(hɑˈskɑ lɑ, ˌhɑ skɑˈlɑ)

n.
an 18th–19th-century movement among central and E European Jews, intended to modernize Jews and Judaism by encouraging adoption of secular European culture.
[1900–10; < Hebrew haśkālāh enlightenment]
References in periodicals archive ?
But like many of his generation, the Haskala (enlightenment) and the world of secular learning beckoned him.
The relationships between the new methods and approaches of the nineteenth century Orientalists toward the Qur'an and that of the nineteenth century Muslim reformers become more meaningful if we keep in mind the direct connection between the foundation of this so-called scientific study of Islam in the nineteenth century by the Orientalists and the Jewish Enlightenment, or the Haskala, of the latter half of the eighteenth century which provided tools, techniques, and methods to the Orientalists who laid a new foundation of Islamic studies.
Sha'ul can be described as the first Iraqi Jew in the modern period who tried to adopt in his writings a local version of the earlier Jewish European Haskala (Enlightenment).
Haskala, the Jewish enlightenment movement of the last quarter of the eighteenth century in Germany, was a literary and cultural movement that re-worked a portion of Judaism to conform with modernity.
by the modern secular ideals of the Haskala movement, he refuses to
While it would be going too far to call them youth movements, Hasidism, and for that matter the Haskala, attracted youthful followers during the early period of their formation.
The dates that Lowenstein employs are somewhat arbitrary, but 1770 is when a Haskala (Enlightenment) group of Jews originated in Berlin.
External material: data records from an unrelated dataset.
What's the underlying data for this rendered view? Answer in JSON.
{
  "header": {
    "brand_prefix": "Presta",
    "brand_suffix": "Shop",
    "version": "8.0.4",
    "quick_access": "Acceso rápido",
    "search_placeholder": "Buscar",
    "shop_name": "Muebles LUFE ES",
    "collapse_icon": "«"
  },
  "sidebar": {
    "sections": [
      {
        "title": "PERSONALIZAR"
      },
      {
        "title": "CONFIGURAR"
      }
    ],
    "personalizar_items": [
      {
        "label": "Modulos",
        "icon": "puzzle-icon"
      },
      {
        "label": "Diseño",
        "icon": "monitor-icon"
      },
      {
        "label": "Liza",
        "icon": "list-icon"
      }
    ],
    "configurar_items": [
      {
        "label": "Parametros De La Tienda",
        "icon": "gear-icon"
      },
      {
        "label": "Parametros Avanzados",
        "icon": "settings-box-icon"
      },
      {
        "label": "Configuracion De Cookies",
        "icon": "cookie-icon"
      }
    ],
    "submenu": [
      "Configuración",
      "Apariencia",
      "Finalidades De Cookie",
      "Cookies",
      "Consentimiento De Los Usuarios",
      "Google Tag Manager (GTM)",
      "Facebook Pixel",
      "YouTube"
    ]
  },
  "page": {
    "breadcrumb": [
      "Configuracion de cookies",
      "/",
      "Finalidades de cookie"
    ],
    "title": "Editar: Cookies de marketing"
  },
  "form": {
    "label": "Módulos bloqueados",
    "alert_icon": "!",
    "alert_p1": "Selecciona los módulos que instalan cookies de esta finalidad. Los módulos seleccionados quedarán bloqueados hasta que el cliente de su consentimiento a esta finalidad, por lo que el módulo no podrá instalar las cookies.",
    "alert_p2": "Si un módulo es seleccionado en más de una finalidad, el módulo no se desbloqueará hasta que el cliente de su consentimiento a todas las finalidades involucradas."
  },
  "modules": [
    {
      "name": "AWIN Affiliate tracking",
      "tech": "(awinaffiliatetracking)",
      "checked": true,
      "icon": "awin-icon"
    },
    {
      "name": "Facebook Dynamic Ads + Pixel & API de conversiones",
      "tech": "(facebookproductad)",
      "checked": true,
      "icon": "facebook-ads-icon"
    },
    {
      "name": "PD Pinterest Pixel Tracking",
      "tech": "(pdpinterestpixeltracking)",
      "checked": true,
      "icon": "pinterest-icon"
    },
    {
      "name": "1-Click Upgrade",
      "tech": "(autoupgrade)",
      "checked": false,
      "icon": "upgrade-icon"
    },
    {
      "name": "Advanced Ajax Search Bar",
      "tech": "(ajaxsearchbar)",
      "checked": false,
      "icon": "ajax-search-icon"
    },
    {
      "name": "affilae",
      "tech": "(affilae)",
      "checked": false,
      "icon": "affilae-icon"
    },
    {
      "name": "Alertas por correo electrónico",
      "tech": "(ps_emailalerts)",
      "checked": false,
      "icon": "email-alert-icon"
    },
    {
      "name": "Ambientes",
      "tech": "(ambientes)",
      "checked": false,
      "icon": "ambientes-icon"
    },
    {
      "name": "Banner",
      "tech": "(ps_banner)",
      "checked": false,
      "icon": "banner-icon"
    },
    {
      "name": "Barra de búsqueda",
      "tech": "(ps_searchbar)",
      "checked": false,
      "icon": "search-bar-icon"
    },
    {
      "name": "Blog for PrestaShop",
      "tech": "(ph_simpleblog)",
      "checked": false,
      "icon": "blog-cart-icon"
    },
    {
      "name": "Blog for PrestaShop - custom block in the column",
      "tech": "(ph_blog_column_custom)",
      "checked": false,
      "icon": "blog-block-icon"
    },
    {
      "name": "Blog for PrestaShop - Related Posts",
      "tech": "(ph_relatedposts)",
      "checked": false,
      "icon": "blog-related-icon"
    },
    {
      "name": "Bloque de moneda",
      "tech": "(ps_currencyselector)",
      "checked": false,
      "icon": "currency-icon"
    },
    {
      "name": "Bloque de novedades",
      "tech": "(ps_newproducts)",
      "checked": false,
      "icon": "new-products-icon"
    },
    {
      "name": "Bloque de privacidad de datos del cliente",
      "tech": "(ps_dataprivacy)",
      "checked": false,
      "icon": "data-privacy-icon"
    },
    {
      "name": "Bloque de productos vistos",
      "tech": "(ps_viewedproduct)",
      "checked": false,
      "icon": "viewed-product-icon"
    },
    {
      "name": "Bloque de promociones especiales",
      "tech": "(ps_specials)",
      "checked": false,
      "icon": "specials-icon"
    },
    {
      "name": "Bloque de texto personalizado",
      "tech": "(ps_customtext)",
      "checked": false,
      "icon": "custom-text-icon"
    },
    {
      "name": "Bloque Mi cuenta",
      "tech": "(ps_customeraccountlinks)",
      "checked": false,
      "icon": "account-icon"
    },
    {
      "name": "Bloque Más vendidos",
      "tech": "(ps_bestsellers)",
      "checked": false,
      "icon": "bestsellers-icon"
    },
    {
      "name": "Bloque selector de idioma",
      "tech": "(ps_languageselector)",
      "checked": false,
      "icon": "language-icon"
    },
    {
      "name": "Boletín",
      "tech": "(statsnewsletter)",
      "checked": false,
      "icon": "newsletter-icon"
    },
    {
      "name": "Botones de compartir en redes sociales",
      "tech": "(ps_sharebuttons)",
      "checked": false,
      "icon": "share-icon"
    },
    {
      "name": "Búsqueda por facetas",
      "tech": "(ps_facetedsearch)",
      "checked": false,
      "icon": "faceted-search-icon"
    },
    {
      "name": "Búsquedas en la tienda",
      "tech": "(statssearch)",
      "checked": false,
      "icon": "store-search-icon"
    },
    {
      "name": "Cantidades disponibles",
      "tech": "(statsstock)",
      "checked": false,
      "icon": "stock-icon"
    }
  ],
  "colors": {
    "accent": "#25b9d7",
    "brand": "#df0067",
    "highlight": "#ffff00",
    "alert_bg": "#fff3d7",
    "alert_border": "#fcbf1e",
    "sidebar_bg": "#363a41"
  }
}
Maimonides was a major inspiration for Spinoza's Tractatus Theologico-Politicus, and Jewish Enlighteners like Moses Mendelssohn regarded the works of Maimonides as a driving force in the project of haskala, i.